The Thanksgiving Turkey

The Thanksgiving Turkey

“Something has worked in the past, until – well, it unexpectedly no longer does, and what we have learned from the past turns out to be at best irrelevant or false, at worst viciously misleading”
-Nassim Nicholas Taleb

In ‘The Black Swan’ Taleb introduces us to the Thanksgiving turkey. Every day the bird wakes and is provided with food, shelter and water by its human benefactors. It wants for nothing. As far as the turkey is concerned, this is what its life consists of. A pattern repeated daily, for months, it has no reason to believe that the future will be any different to the past.  Then a couple of weeks before Thanksgiving…

It’s not just turkeys who are susceptible to this problem. We all tend to ‘learn backwards’ as Taleb describes it.  We all assume that if something has repeated in the recent past it will continue to do so in the future.

This tendency to believe that what has occurred recently will keep happening is referred to as ‘recency bias’ in behavioural finance terms.

Recency bias permeates all aspects of our lives.  Consider anything with ‘The x greatest ever…’ in its title, where the list has been voted for by the general public, such as this one – the top 20 pop songs ‘of all time’ yet not one entry dates back further than the 1980s.
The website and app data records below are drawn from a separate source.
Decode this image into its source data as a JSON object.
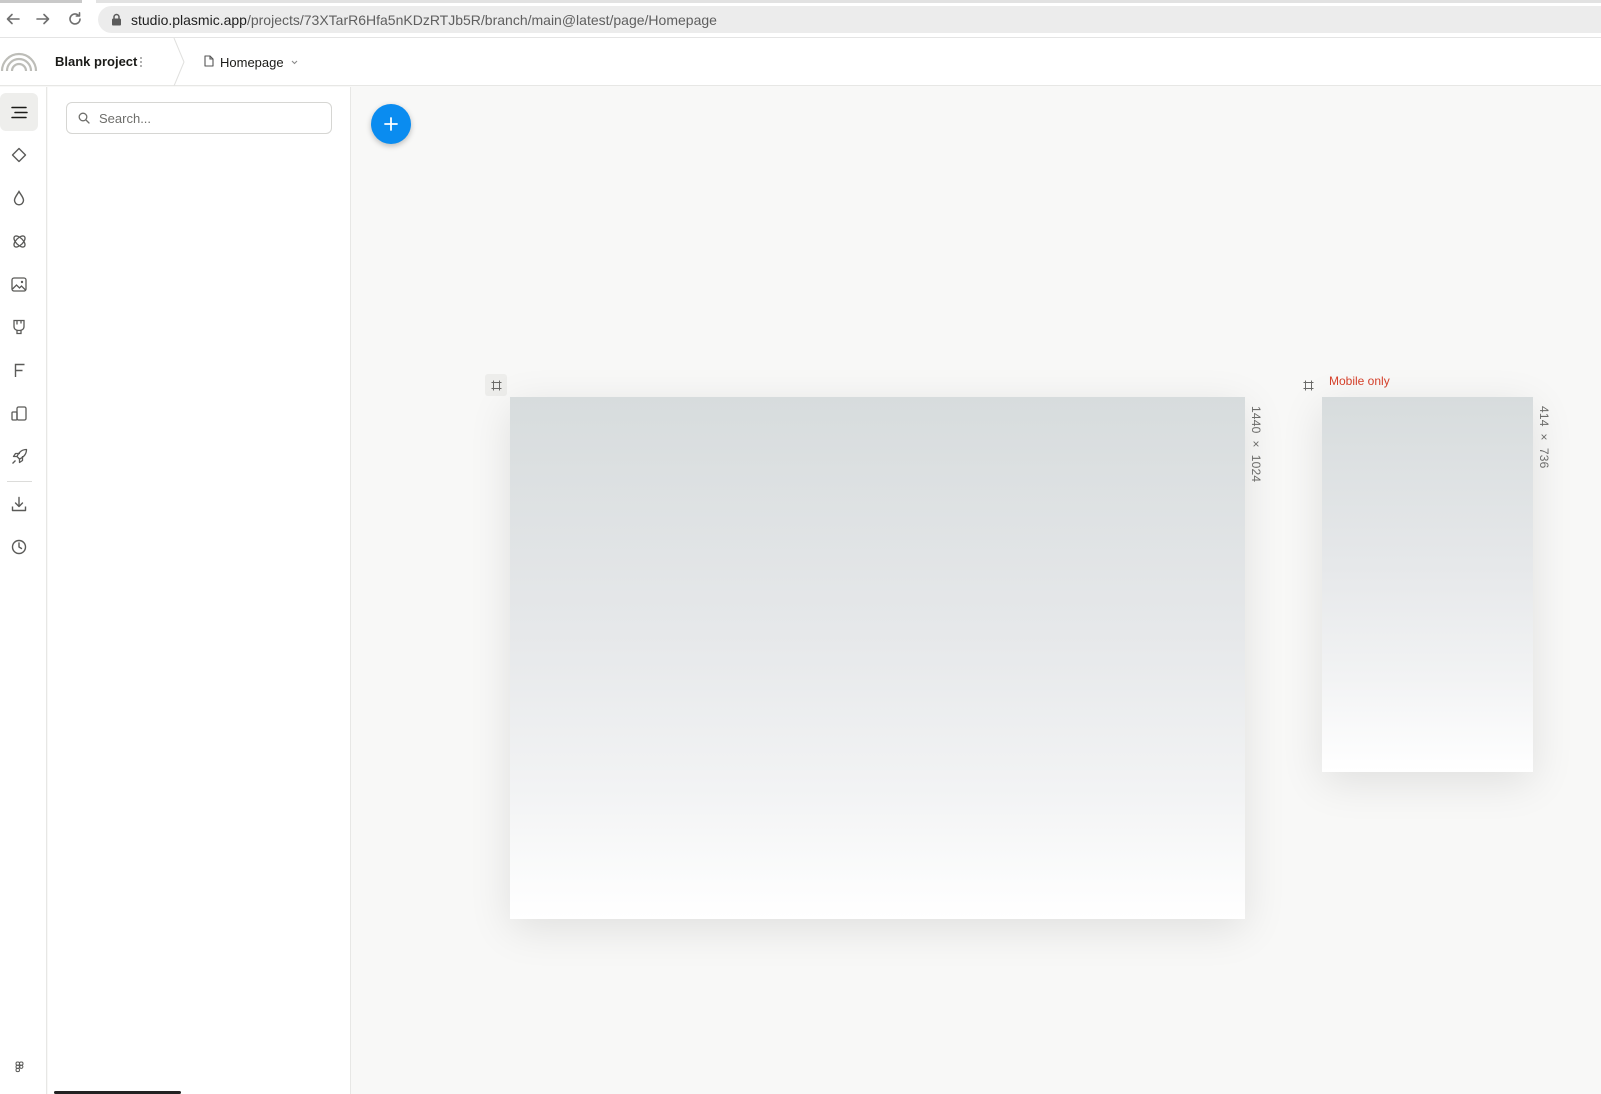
{
  "browser": {
    "url_host": "studio.plasmic.app",
    "url_path": "/projects/73XTarR6Hfa5nKDzRTJb5R/branch/main@latest/page/Homepage"
  },
  "header": {
    "project_name": "Blank project",
    "page_name": "Homepage"
  },
  "rail": {
    "items": [
      "outline-icon",
      "components-icon",
      "style-tokens-icon",
      "mixins-icon",
      "images-icon",
      "data-icon",
      "fonts-icon",
      "responsiveness-icon",
      "publish-icon",
      "import-icon",
      "history-icon"
    ]
  },
  "panel": {
    "search_placeholder": "Search..."
  },
  "canvas": {
    "desktop_frame": {
      "size_label": "1440 × 1024"
    },
    "mobile_frame": {
      "label": "Mobile only",
      "size_label": "414 × 736"
    }
  },
  "colors": {
    "accent": "#0a8cf0",
    "mobile_label": "#d6412b"
  }
}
Another classic example is the tossing of a coin. A pattern of H H H H T T H T T H has the same probability of occurring as H H H H H H H H H H, yet in the case of the second pattern occurring we are much more likely to believe that the next coin toss will result in another heads.

To add insult to injury, once an outlier event occurs which we failed to foresee, we tend to believe it will happen again. Following the stock market crash of October 1987 many investors expected history to be repeated in subsequent Octobers.  There are investors who have been sitting in cash since the financial crisis in 2008/09 because they were convinced the market would plummet again. That’s an extremely costly mistake to have made.
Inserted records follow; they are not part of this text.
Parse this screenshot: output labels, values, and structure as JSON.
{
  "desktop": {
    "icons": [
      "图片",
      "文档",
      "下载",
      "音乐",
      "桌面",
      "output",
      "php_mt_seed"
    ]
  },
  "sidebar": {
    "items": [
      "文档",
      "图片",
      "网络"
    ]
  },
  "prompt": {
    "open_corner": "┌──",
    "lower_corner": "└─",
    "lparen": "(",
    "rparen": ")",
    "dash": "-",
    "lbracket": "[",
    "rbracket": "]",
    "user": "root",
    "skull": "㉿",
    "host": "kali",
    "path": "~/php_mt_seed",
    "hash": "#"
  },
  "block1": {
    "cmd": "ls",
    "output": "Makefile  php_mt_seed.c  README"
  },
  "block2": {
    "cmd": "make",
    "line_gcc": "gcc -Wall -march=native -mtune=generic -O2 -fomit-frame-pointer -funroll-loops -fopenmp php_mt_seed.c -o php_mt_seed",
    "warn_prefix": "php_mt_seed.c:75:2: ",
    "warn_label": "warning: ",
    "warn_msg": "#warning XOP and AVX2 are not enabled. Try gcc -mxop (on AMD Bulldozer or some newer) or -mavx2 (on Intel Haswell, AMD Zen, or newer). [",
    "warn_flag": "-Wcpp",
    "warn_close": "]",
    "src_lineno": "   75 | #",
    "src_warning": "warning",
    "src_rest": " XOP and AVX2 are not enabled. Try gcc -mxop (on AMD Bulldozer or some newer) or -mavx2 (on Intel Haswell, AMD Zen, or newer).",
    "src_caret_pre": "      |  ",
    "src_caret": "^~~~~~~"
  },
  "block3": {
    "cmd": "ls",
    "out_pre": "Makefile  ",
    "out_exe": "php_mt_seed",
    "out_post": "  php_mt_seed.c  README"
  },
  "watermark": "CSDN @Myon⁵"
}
When you bear in mind that 90% of all the data which exists in the world has been created in the last two years it’s no wonder that we find this behavioural trait so hard to keep in check.  Fortunately, as an investor, there are several steps you can take to mitigate its effects.
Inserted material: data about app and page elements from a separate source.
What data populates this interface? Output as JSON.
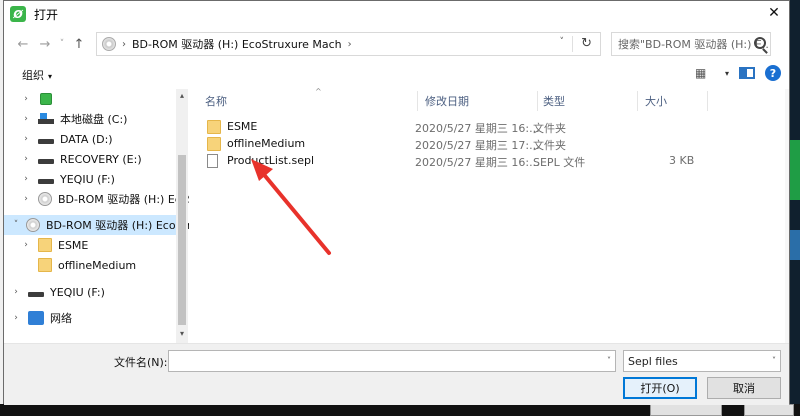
{
  "window": {
    "title": "打开",
    "app_icon_glyph": "Ø",
    "close_glyph": "✕"
  },
  "nav": {
    "back": "←",
    "forward": "→",
    "recent": "˅",
    "up": "↑"
  },
  "address": {
    "sep": "›",
    "crumb": "BD-ROM 驱动器 (H:) EcoStruxure Mach",
    "refresh": "↻",
    "dropdown": "˅"
  },
  "search": {
    "placeholder": "搜索\"BD-ROM 驱动器 (H:) E..."
  },
  "toolbar": {
    "organize": "组织",
    "caret": "▾",
    "view_glyph": "▦",
    "help": "?"
  },
  "sidebar": {
    "items": [
      {
        "label": "",
        "expander": "›",
        "icon": "green-app-icon"
      },
      {
        "label": "本地磁盘 (C:)",
        "expander": "›",
        "icon": "windows-drive-icon"
      },
      {
        "label": "DATA (D:)",
        "expander": "›",
        "icon": "drive-icon"
      },
      {
        "label": "RECOVERY (E:)",
        "expander": "›",
        "icon": "drive-icon"
      },
      {
        "label": "YEQIU (F:)",
        "expander": "›",
        "icon": "drive-icon"
      },
      {
        "label": "BD-ROM 驱动器 (H:) EcoS",
        "expander": "›",
        "icon": "cd-drive-icon"
      },
      {
        "label": "BD-ROM 驱动器 (H:) EcoStr",
        "expander": "˅",
        "icon": "cd-drive-icon",
        "selected": true
      },
      {
        "label": "ESME",
        "expander": "›",
        "icon": "folder-icon"
      },
      {
        "label": "offlineMedium",
        "expander": "",
        "icon": "folder-icon"
      },
      {
        "label": "YEQIU (F:)",
        "expander": "›",
        "icon": "drive-icon"
      },
      {
        "label": "网络",
        "expander": "›",
        "icon": "network-icon"
      }
    ],
    "scroll_up": "▴",
    "scroll_down": "▾"
  },
  "columns": {
    "name": "名称",
    "date": "修改日期",
    "type": "类型",
    "size": "大小",
    "sort_glyph": "^"
  },
  "files": [
    {
      "name": "ESME",
      "date": "2020/5/27 星期三 16:...",
      "type": "文件夹",
      "size": "",
      "icon": "folder-icon"
    },
    {
      "name": "offlineMedium",
      "date": "2020/5/27 星期三 17:...",
      "type": "文件夹",
      "size": "",
      "icon": "folder-icon"
    },
    {
      "name": "ProductList.sepl",
      "date": "2020/5/27 星期三 16:...",
      "type": "SEPL 文件",
      "size": "3 KB",
      "icon": "file-icon"
    }
  ],
  "bottom": {
    "filename_label": "文件名(N):",
    "filename_value": "",
    "filter_value": "Sepl files",
    "dropdown": "˅",
    "open_label": "打开(O)",
    "cancel_label": "取消"
  },
  "colors": {
    "accent": "#0078d7",
    "selection": "#cce8ff",
    "annotation_arrow": "#e8322b"
  }
}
Firstly, and most importantly, accept that there is no such thing as a pattern of returns when it comes to investing. Don’t believe me? I give you, Exhibit A:


Source: Callan Associates

As I have said many times before on this blog, diversification is your friend, and the only truly free lunch.  The market does not know how diversified (or not) you are, and it doesn’t care.

Actively seek out contrary opinions to your own. Recency bias is often accompanied by its good pal confirmation bias. Together they can be a lethal combination so try and avoid living in an echo chamber.

Ignore the soothsayers and market forecasters. They have a terrible track record and have no more idea of which way markets are headed than anyone else. If anyone ever truly discovers how to predict market movements in advance they won’t be sharing that information with you, they’ll be too busy getting rich.

Manage your portfolio using a robust, evidence-based process. Rebalance when it gets out of kilter (and make your rebalancing process rules based as well). This will force the discipline of banking profits from recent winners and reallocating capital to recent under-performers and will help you to avoid doing what most investors do which is to chase performance by continually buying yesterday’s winners.

If you don’t think you have either the necessary time, discipline or emotional detachment to do this yourself, consider working with a financial planner who will do this for you in the context of your financial plan. It may be money well spent.

“After seeing a movie that dramatizes nuclear war, they worried more about nuclear war; indeed, they felt that it was more likely to happen. The sheer volatility of people’s judgement of the odds–their sense of the odds could be changed by two hours in a movie theater–told you something about the reliability of the mechanism that judged those odds.”
 Michael Lewis